In 2016, a seven-judge Bench of the apex court declined to entertain a plea by activist Teesta Setalvad, who asked the court to revisit the 1995 verdict. It said that the issue had not been specifically referred to it by a five-judge Bench. It decided to skip the ‘larger debate’ and only examine the “scope and width” of Section 123(3) of the Representation of the People Act, which deals with electoral malpractices amounting to, inter alia, corrupt practices. The court said that “if anybody who will prove that there is a reference to the word ‘Hindutva’, we will hear him. We will not get into ‘Hindutva’ at this stage”. The remarks came after senior advocate KK Venugopal, appearing on behalf of one OP Gupta, requested that he be heard in case the court decided to go into the question of Hindutva. Setalvad had made an application to the court stating that religion and politics could not be allowed to be mixed, and she sought a directive from the court in this regard. The court stuck to its position that it would only look into the nexus between candidates contesting elections and religious leaders to test it against the relevant provisions of the Act.
V D Savarkar, who is credited with coining the ‘Hindutva’ term as it is understood today, also refrained from offering a precise definition, merely saying that it meant a sense of Hindu-ness.
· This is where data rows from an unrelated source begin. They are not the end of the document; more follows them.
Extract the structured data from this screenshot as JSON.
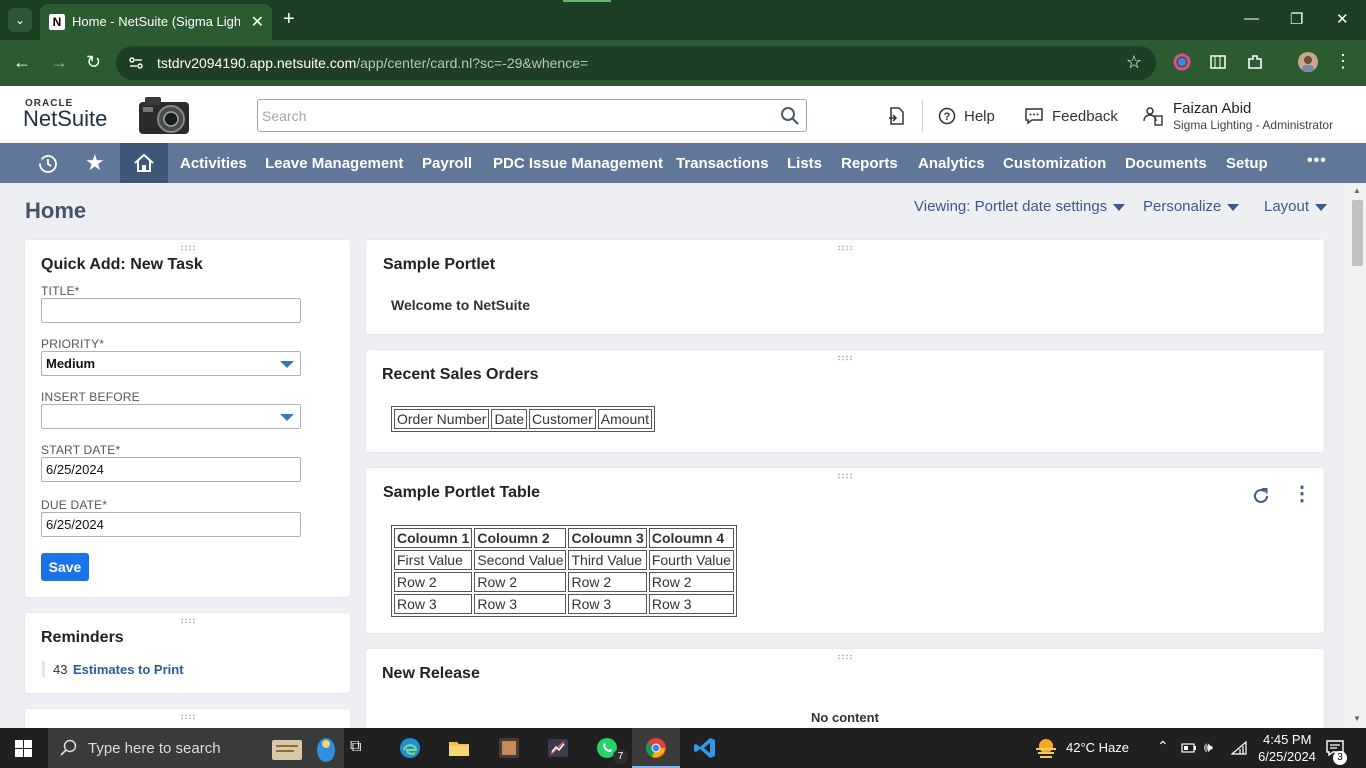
{
  "browser": {
    "tab_title": "Home - NetSuite (Sigma Lighting",
    "favicon_letter": "N",
    "url_host": "tstdrv2094190.app.netsuite.com",
    "url_path": "/app/center/card.nl?sc=-29&whence="
  },
  "header": {
    "brand_top": "ORACLE",
    "brand_main": "NetSuite",
    "search_placeholder": "Search",
    "help_label": "Help",
    "feedback_label": "Feedback",
    "user_name": "Faizan Abid",
    "user_role": "Sigma Lighting - Administrator"
  },
  "nav": {
    "items": [
      "Activities",
      "Leave Management",
      "Payroll",
      "PDC Issue Management",
      "Transactions",
      "Lists",
      "Reports",
      "Analytics",
      "Customization",
      "Documents",
      "Setup"
    ],
    "more": "•••"
  },
  "page": {
    "title": "Home",
    "viewing": "Viewing: Portlet date settings",
    "personalize": "Personalize",
    "layout": "Layout"
  },
  "quick_add": {
    "title": "Quick Add: New Task",
    "title_label": "TITLE*",
    "title_value": "",
    "priority_label": "PRIORITY*",
    "priority_value": "Medium",
    "insert_before_label": "INSERT BEFORE",
    "insert_before_value": "",
    "start_date_label": "START DATE*",
    "start_date_value": "6/25/2024",
    "due_date_label": "DUE DATE*",
    "due_date_value": "6/25/2024",
    "save_label": "Save"
  },
  "reminders": {
    "title": "Reminders",
    "count": "43",
    "label": "Estimates to Print"
  },
  "sample_portlet": {
    "title": "Sample Portlet",
    "text": "Welcome to NetSuite"
  },
  "recent_sales": {
    "title": "Recent Sales Orders",
    "headers": [
      "Order Number",
      "Date",
      "Customer",
      "Amount"
    ]
  },
  "sample_table": {
    "title": "Sample Portlet Table",
    "headers": [
      "Coloumn 1",
      "Coloumn 2",
      "Coloumn 3",
      "Coloumn 4"
    ],
    "rows": [
      [
        "First Value",
        "Second Value",
        "Third Value",
        "Fourth Value"
      ],
      [
        "Row 2",
        "Row 2",
        "Row 2",
        "Row 2"
      ],
      [
        "Row 3",
        "Row 3",
        "Row 3",
        "Row 3"
      ]
    ]
  },
  "new_release": {
    "title": "New Release",
    "no_content": "No content"
  },
  "taskbar": {
    "search_placeholder": "Type here to search",
    "weather": "42°C  Haze",
    "time": "4:45 PM",
    "date": "6/25/2024",
    "whatsapp_badge": "7",
    "notif_badge": "3"
  }
}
Incidentally, back in 1966, a five-judge Constitution Bench of the Supreme Court headed by Chief Justice of India, PB Gajendragadkar had attempted to position the term ‘Hindu’ in a historical and etymological sense. Writing the judgment, the Chief Justice had said, “When we think of the Hindu religion, we find it difficult, if not impossible, to define Hindu religion or even adequately describe it. Unlike other religions in the world, the Hindu religion does not claim any one prophet, it does not worship anyone god, it does not subscribe to any one dogma, it does not believe in any one philosophic concepts it does not follow anyone set of religious rites or performances. In fact, it does appear to satisfy the narrow traditional features of any religion or creed. it may broadly be described as a way of life and nothing more.”
Again, in 1976, the apex court observed that “it is a matter of common knowledge that Hinduism embraces within the self so many diverse forms of beliefs, faiths, practices and worships that it is difficult to define the term ‘Hindu’ with precision.”
Nothing about what was stated about Hinduism has changed. Thus, when defining even ‘Hindu’ is a challenge, it is doubly challenging to define ‘Hindutva’. VD Savarkar, who is credited with coining the ‘Hindutva’ term as it is understood today, also refrained from offering a precise definition, merely saying that it meant a sense of Hindu-ness. Let’s see how the Supreme Court deals with it, as and when it decides to.
1. The views expressed here are those of the author and do not necessarily represent or reflect the views of PGurus.
 Supreme Court for final disposal of pleas to defreeze account of Teesta Setalvad, others – Nov 09, 2016, Indiatimes.com